Suspected tribal militants in Pakistan's Balochistan province have blown up four electricity transmission towers, cutting power to a wide area.
The military has been fighting militants for months
A technician sent to repair the damage was then killed in an attack.
It came only hours after the provincial assembly voted to form a bipartisan panel to try to make peace between the authorities and warring tribal leaders.
Gas-rich Balochistan has seen months of violence as tribal groups push for greater political and economic rights.
The BBC's Zaffar Abbas in Islamabad says there seems to be no let-up in the violence in Balochistan.
Suspected tribal militants have been fighting the security forces there for nearly two years.

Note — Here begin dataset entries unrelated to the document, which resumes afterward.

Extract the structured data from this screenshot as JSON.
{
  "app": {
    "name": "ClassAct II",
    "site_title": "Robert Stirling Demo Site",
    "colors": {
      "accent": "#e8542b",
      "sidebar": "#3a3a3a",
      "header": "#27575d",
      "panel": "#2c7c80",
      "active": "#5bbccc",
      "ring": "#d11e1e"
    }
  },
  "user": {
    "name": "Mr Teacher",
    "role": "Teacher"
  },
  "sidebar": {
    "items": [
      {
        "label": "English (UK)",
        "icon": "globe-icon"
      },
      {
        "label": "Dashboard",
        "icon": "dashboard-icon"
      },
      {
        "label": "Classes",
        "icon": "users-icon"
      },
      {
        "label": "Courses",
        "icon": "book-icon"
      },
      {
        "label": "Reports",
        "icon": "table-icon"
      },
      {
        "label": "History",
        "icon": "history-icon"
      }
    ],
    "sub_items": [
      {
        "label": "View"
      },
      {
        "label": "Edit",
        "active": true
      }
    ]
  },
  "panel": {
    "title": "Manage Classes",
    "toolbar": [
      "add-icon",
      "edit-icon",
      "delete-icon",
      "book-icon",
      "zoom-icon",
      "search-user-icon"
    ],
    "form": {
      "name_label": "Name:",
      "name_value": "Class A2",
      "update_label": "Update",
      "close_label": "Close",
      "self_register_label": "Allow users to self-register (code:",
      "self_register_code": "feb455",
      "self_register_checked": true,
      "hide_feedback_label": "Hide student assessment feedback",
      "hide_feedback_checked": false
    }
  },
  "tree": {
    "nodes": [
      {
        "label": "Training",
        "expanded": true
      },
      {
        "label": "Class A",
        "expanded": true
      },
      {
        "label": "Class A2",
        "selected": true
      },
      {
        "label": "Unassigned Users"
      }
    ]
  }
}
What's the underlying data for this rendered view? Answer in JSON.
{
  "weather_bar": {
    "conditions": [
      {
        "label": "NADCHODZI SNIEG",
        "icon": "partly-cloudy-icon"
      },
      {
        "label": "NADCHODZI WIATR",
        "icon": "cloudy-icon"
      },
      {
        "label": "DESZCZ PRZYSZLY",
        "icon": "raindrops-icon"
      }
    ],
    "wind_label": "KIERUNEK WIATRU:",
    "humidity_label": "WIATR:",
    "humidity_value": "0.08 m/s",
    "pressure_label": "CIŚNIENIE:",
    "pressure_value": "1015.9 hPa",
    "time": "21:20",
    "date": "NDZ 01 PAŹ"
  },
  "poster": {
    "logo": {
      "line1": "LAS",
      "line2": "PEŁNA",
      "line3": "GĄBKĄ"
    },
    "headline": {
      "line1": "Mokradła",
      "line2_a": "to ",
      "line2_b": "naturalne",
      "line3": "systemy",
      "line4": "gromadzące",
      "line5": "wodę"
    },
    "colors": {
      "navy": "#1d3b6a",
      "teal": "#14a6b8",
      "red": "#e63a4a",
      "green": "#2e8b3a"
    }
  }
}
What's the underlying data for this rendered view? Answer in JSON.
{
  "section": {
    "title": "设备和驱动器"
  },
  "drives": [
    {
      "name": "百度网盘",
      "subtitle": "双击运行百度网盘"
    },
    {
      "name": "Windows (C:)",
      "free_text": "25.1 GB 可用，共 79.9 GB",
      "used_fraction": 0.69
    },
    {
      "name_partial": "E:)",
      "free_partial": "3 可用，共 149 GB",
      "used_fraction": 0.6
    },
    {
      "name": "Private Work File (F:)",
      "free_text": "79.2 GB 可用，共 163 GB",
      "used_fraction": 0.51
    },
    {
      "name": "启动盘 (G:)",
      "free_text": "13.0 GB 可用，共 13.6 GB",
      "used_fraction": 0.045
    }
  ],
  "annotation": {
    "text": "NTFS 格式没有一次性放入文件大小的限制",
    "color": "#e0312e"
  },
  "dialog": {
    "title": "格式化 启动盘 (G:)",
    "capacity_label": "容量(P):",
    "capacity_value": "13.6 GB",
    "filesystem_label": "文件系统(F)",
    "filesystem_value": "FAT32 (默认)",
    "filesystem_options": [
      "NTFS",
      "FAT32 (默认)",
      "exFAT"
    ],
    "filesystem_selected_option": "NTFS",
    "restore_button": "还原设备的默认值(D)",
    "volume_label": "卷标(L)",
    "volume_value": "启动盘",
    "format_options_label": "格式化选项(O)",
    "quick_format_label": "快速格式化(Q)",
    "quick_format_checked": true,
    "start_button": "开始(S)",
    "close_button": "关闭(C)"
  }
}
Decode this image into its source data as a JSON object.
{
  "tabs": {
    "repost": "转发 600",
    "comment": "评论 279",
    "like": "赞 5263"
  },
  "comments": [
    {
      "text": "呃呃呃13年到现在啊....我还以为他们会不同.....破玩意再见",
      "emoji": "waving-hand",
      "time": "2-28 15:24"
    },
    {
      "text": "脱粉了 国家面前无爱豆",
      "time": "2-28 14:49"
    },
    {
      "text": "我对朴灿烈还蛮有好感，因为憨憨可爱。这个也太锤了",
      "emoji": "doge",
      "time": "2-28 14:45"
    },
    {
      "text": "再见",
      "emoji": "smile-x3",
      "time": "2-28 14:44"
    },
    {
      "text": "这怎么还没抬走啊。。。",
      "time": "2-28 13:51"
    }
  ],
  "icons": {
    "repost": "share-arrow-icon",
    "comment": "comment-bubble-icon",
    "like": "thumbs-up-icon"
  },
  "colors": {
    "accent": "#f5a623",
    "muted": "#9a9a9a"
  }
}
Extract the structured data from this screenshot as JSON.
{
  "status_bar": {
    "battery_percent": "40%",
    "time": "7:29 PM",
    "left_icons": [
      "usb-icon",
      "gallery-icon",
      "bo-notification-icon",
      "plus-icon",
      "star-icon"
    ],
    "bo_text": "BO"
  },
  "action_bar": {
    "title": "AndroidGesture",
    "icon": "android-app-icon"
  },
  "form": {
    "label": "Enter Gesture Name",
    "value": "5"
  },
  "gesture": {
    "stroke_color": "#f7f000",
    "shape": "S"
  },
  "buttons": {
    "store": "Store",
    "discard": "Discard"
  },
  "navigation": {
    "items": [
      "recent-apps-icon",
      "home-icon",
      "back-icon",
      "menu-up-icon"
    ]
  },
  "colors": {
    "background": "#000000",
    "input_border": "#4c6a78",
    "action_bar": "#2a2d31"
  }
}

In the latest attack in Bolan, about 50km (30 miles) from the provincial capital Quetta, militants fired rockets to bring down four transmission towers supplying electricity to Kalat, Zhob and adjoining districts.
A team of technicians sent from Quetta to assess the damage was also attacked by militants, officials said.
One of the technicians was killed by a landmine and another seriously wounded.
Repair work was suspended as hundreds of workers belonging to the state-run water and power authority Wapda took to the streets in Quetta, demanding better security and protection.
About 80% of the province was left without power after the attack, officials said.
Suspected militants loyal to two powerful tribal leaders have previously been involved in attacking gas supply lines and blowing up railway tracks in the troubled province.
Earlier this week, Pakistan's President Pervez Musharraf again accused tribal leaders of putting up armed resistance to his plans to build a sea port and road network to turn Balochistan into a major trading zone.
But the Baloch tribal leaders say their struggle is for greater provincial autonomy and an increased share of mineral resources from the gas and oil rich province.
Thursday's move by opposition members in the Balochistan assembly to set up a bipartisan panel to broker a peace deal was surprising, our correspondent says.
Such attempts at ending the deadlock have previously failed because opposition parties had boycotted the officially appointed committees.
The latest move suggests that some Baloch opposition parties are now insisting on a negotiated settlement of the crisis, our correspondent says.